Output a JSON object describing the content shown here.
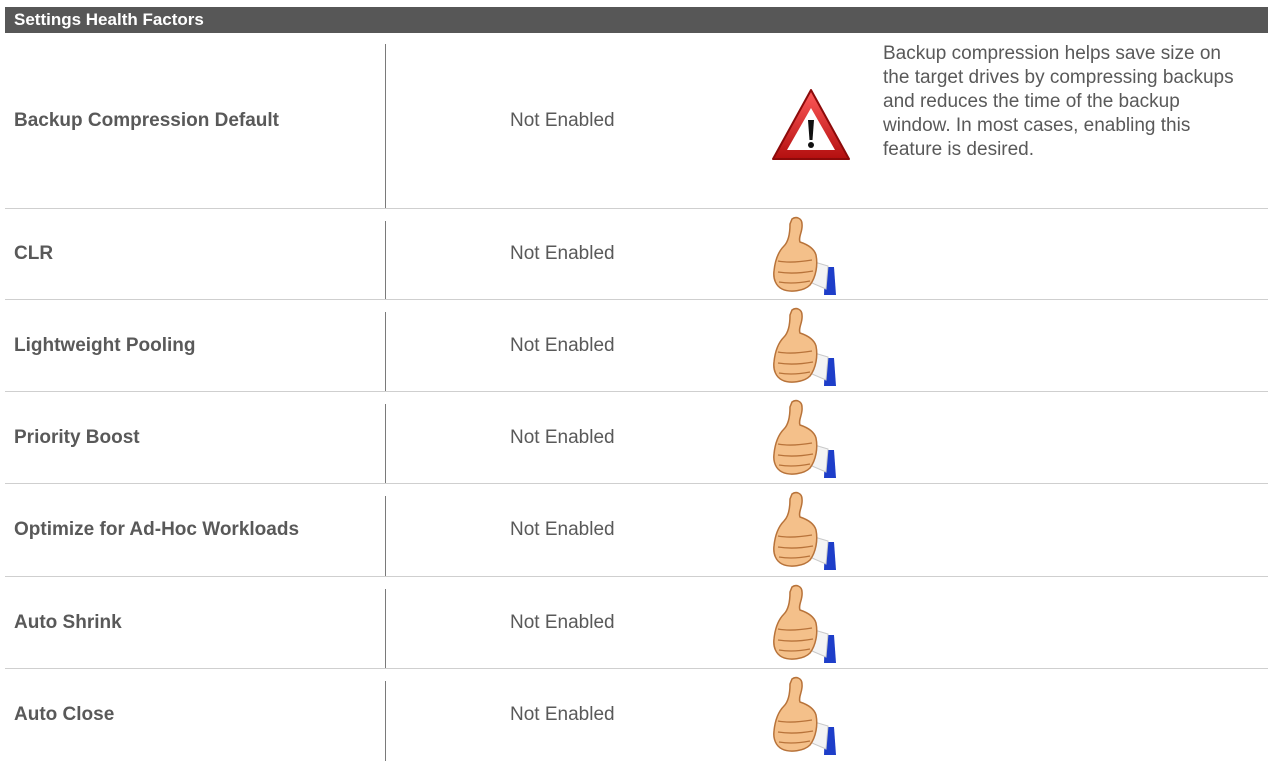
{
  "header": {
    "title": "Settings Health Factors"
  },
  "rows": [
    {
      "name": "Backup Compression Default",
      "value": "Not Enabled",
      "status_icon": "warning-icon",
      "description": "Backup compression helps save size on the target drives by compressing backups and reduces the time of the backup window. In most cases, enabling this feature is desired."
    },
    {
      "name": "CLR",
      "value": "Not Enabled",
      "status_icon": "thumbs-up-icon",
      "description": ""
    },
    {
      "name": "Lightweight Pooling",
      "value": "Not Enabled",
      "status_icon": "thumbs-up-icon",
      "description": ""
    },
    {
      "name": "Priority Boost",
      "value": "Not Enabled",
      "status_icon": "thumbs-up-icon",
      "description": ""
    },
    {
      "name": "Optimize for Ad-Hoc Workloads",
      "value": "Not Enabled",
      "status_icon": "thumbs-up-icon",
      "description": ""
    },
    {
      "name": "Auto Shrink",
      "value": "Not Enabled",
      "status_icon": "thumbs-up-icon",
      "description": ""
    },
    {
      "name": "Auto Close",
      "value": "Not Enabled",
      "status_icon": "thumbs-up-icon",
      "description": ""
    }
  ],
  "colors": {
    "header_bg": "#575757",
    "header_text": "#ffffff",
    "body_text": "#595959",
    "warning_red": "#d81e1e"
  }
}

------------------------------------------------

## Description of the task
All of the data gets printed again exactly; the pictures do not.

## Response to this task
Output a JSON object describing the content shown here.
{
  "header": {
    "title": "Settings Health Factors"
  },
  "rows": [
    {
      "name": "Backup Compression Default",
      "value": "Not Enabled",
      "status_icon": "warning-icon",
      "description": "Backup compression helps save size on the target drives by compressing backups and reduces the time of the backup window. In most cases, enabling this feature is desired."
    },
    {
      "name": "CLR",
      "value": "Not Enabled",
      "status_icon": "thumbs-up-icon",
      "description": ""
    },
    {
      "name": "Lightweight Pooling",
      "value": "Not Enabled",
      "status_icon": "thumbs-up-icon",
      "description": ""
    },
    {
      "name": "Priority Boost",
      "value": "Not Enabled",
      "status_icon": "thumbs-up-icon",
      "description": ""
    },
    {
      "name": "Optimize for Ad-Hoc Workloads",
      "value": "Not Enabled",
      "status_icon": "thumbs-up-icon",
      "description": ""
    },
    {
      "name": "Auto Shrink",
      "value": "Not Enabled",
      "status_icon": "thumbs-up-icon",
      "description": ""
    },
    {
      "name": "Auto Close",
      "value": "Not Enabled",
      "status_icon": "thumbs-up-icon",
      "description": ""
    }
  ],
  "colors": {
    "header_bg": "#575757",
    "header_text": "#ffffff",
    "body_text": "#595959",
    "warning_red": "#d81e1e"
  }
}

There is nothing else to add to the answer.